“Texting is one of the most common forms of communication with friends. It’s the best way to stay in touch with people outside of social media, but the hard part is when people constantly text even when completing their daily errands,” the bill memo sponsored by Assemblyman Felix Ortiz (D-Bronx) and Sen. John Liu (D-Queens) says.
“Walking and texting at the same time is most common to do, and it definitely can be dangerous if you aren’t careful. The reason is simple; it takes away your ability to be alert. Over the last few years, smartphones have become a societal norm between teens and adults, statistics of accidents have skyrocketed.”
The legislation would expand to all “portable electronic devices,” meaning cellphones, laptops, pagers and electronic gaming devices.

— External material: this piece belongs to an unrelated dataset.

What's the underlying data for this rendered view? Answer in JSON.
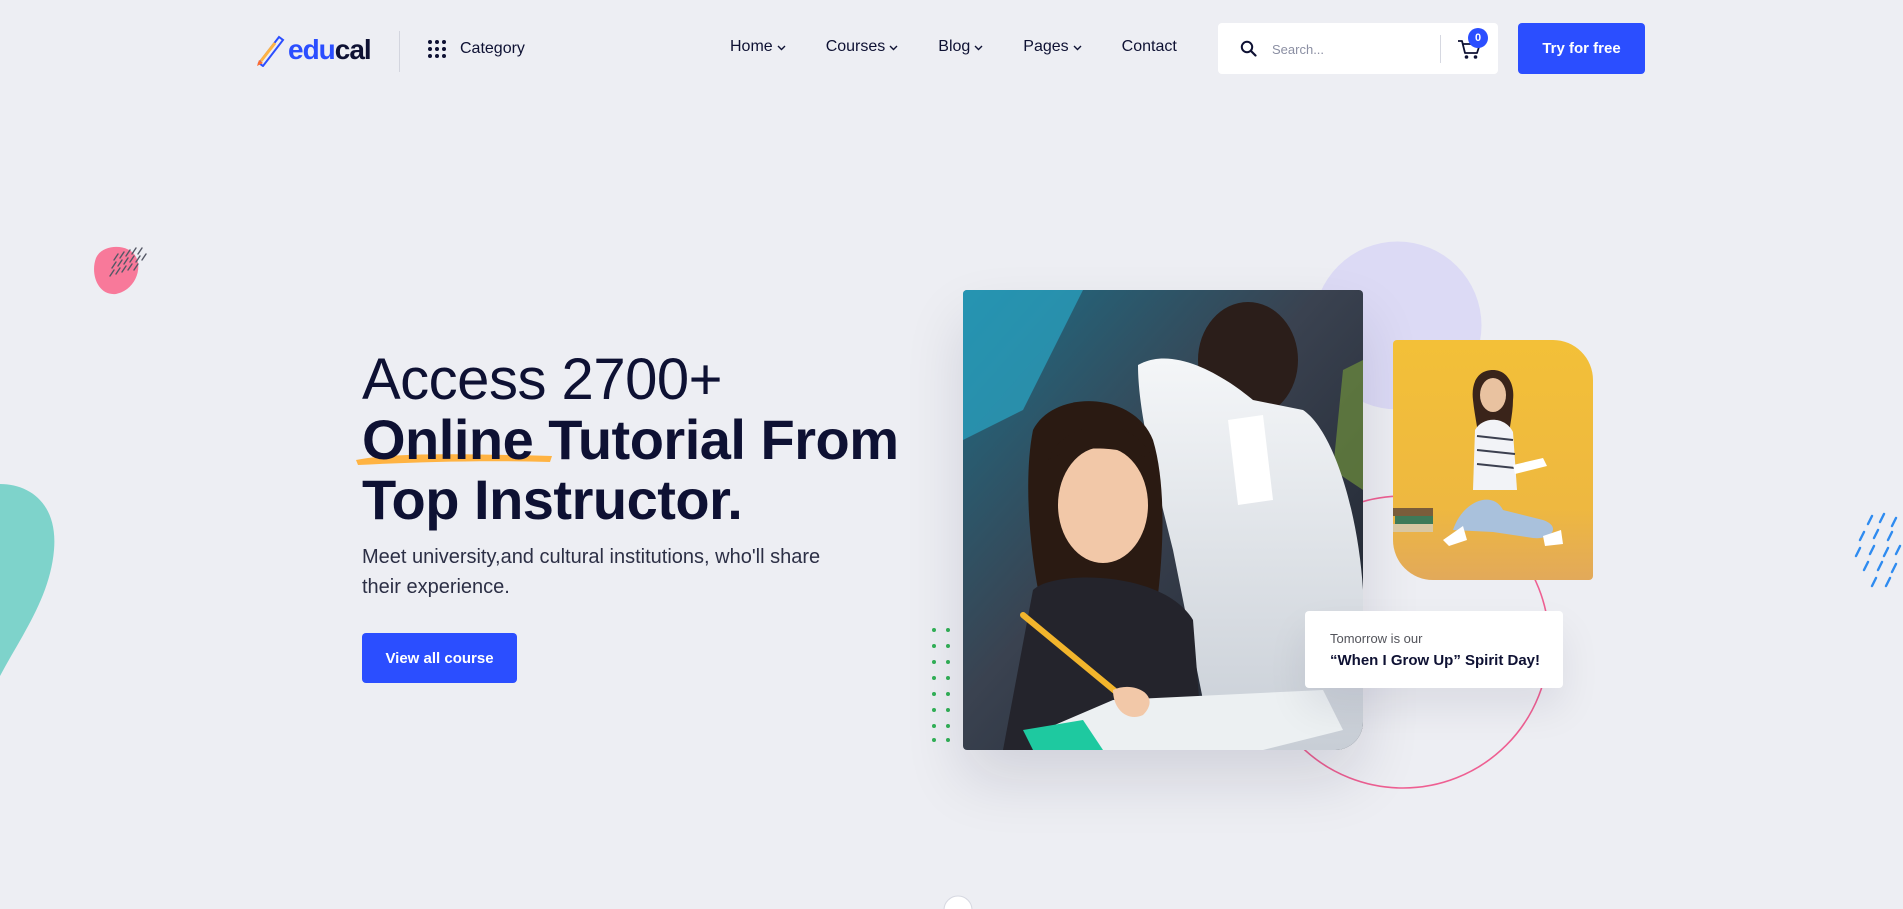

But emergency messages would be exempt, like correspondence with a personal doctor or hospital, ambulances, and the fire or police department.
Police and firefighters would also be exempt when on the job.
First-time fines range from $25 to $50, with second- and third-time rule breakers facing up to $100 and $250 penalties.
A 2017 Governors Highway Safety Association report found 6,000 pedestrians were killed by motor vehicles, and for kids ages 5 to 19, pedestrian-to-vehicle injuries are the fifth-leading cause of death, according to studies.
The National Safety Council added “distracted walking” as a major concern last year, noting that “we are losing focus on our surroundings and putting our safety and the safety of others at risk.”
Ortiz introduced the legislation last year but it died in committee.
But Liu picked up the bill in the Senate, giving the measure momentum.